(Excerpts from an interface dataset)
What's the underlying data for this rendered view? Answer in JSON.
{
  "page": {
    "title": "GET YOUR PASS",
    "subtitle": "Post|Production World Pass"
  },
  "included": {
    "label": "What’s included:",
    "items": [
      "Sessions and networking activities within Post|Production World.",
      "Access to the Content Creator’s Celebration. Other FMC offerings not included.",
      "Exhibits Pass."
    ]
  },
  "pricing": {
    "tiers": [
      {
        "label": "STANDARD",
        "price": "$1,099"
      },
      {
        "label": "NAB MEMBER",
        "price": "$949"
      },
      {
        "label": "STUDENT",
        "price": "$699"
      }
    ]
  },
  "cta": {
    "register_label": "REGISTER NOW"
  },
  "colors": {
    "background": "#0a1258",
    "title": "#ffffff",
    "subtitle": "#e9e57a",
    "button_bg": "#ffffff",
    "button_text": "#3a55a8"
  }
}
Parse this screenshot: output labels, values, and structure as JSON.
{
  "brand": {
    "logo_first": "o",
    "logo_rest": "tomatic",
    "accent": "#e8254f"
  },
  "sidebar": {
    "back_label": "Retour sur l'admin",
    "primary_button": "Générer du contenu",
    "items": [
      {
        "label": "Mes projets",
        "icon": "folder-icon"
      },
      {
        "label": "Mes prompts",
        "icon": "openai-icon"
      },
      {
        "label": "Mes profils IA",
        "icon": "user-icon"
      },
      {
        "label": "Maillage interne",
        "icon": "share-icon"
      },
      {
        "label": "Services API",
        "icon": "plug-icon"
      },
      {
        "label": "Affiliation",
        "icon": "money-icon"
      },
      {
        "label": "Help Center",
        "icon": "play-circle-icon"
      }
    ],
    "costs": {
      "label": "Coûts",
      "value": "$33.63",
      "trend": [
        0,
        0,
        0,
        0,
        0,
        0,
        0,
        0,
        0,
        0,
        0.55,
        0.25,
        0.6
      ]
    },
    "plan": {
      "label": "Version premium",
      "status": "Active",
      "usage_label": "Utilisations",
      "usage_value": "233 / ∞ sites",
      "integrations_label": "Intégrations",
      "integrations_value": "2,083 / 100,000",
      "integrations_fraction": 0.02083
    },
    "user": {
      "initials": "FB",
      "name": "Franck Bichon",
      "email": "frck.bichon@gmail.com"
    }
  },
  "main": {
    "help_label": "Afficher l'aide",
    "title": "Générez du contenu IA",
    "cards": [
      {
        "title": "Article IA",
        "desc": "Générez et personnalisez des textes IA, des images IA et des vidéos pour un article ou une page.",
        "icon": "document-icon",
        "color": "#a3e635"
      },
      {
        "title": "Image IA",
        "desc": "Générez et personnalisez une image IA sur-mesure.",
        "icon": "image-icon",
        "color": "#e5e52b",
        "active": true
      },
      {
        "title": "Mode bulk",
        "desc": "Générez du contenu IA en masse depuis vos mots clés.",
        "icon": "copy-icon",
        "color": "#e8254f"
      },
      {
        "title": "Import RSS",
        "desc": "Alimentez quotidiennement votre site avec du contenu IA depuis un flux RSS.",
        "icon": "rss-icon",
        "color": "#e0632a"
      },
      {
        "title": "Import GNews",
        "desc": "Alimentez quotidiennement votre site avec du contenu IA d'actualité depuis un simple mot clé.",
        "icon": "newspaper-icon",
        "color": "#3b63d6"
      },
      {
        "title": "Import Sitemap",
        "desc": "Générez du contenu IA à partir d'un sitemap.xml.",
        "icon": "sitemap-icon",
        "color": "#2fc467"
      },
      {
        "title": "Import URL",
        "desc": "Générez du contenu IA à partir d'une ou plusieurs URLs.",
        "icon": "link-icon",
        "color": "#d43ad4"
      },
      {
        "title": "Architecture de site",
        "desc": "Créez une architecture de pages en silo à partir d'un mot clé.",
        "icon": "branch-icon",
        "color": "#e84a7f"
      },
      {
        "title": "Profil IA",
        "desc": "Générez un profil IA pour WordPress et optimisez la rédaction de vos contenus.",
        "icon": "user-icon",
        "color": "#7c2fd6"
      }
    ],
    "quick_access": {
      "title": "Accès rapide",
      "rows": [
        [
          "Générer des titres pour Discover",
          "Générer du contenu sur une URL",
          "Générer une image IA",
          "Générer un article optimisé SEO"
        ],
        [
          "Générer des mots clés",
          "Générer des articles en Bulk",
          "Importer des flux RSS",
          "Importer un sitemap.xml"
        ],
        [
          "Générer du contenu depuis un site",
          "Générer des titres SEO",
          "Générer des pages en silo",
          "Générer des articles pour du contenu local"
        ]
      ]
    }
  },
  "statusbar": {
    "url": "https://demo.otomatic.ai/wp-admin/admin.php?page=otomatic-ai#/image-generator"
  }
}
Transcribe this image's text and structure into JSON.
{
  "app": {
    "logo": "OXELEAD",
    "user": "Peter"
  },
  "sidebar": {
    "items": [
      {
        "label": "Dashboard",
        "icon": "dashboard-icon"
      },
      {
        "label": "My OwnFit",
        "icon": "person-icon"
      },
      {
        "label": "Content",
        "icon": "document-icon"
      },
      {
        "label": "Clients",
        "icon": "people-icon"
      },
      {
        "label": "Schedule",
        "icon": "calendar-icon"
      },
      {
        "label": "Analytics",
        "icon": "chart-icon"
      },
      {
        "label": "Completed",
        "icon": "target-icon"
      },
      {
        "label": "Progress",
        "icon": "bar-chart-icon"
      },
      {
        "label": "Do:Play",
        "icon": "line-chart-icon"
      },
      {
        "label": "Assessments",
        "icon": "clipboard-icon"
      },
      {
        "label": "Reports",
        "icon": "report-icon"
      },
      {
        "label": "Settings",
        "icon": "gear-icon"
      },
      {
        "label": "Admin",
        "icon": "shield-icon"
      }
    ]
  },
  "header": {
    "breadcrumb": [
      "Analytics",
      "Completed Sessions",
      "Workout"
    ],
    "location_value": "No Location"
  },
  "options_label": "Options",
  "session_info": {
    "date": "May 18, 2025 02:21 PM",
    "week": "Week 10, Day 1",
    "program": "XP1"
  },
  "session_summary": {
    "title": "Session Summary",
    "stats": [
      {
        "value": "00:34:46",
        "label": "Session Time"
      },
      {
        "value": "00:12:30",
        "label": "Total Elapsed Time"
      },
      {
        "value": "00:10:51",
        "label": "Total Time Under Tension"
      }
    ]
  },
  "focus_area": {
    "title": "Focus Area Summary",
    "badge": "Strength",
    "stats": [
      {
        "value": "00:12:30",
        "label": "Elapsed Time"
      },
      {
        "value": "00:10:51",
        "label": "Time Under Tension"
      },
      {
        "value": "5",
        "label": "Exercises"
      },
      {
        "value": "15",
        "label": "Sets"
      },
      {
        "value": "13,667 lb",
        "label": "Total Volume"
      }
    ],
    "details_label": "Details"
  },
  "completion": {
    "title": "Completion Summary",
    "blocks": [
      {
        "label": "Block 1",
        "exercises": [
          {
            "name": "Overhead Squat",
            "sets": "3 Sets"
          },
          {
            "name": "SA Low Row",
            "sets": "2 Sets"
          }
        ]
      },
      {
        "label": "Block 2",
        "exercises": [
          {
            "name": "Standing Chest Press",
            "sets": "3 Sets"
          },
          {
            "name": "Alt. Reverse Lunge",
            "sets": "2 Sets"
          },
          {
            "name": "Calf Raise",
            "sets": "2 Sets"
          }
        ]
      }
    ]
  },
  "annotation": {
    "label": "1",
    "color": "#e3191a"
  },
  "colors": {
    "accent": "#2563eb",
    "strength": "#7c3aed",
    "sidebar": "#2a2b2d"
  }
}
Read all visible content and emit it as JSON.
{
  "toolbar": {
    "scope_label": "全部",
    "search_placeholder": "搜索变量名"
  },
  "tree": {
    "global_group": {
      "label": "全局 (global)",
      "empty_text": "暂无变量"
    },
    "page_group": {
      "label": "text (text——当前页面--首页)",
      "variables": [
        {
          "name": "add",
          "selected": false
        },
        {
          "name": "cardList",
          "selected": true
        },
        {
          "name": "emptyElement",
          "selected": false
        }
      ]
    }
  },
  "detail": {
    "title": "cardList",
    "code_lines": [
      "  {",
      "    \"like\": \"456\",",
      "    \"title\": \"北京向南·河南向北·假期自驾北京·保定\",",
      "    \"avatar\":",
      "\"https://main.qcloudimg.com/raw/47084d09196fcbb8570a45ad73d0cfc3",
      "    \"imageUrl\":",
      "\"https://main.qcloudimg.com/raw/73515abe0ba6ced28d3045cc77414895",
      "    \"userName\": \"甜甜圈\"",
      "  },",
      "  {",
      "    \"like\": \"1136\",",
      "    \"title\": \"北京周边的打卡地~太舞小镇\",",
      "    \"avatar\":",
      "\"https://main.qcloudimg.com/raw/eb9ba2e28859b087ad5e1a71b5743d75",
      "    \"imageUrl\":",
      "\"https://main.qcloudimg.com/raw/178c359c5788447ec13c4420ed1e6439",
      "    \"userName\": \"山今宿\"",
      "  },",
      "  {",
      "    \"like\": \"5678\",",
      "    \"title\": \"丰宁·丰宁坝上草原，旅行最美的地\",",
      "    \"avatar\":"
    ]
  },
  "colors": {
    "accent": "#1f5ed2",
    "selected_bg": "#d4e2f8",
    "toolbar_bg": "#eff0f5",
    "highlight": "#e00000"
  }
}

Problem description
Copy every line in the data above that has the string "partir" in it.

Result for this task
        "desc": "Générez du contenu IA à partir d'un sitemap.xml.",
        "desc": "Générez du contenu IA à partir d'une ou plusieurs URLs.",
        "desc": "Créez une architecture de pages en silo à partir d'un mot clé.",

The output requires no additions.